__Description of the task__. Search term "Application": copy each line of the data containing it.

__Entries shown__.

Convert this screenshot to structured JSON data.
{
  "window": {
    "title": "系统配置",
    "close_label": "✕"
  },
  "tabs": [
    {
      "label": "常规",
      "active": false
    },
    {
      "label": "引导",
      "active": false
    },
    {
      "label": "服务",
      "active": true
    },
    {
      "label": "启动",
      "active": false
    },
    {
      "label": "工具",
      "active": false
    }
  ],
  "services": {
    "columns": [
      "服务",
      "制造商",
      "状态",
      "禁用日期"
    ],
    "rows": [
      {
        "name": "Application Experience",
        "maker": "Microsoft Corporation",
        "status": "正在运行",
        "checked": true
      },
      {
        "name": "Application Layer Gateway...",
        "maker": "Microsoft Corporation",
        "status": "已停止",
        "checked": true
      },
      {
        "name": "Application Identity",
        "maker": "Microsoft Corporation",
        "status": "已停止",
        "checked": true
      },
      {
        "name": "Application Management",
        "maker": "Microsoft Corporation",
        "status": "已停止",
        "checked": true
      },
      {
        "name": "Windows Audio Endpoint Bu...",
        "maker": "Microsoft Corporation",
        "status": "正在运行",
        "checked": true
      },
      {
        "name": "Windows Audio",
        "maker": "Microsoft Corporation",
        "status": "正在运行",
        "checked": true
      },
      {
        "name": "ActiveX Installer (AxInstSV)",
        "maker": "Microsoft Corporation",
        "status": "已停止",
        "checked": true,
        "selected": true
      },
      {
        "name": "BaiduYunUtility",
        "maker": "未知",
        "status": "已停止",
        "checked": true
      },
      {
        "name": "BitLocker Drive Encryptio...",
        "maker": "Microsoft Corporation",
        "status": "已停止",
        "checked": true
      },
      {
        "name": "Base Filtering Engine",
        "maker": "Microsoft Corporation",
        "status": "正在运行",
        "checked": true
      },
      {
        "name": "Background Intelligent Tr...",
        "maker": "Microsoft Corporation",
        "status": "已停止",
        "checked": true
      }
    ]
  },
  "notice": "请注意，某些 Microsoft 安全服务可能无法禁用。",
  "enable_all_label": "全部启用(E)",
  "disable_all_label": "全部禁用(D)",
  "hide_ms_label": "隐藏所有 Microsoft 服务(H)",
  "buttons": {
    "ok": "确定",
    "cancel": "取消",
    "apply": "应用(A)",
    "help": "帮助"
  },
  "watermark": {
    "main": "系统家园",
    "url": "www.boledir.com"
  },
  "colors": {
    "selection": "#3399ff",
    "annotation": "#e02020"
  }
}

__Reply__.
        "name": "Application Experience",
        "name": "Application Layer Gateway...",
        "name": "Application Identity",
        "name": "Application Management",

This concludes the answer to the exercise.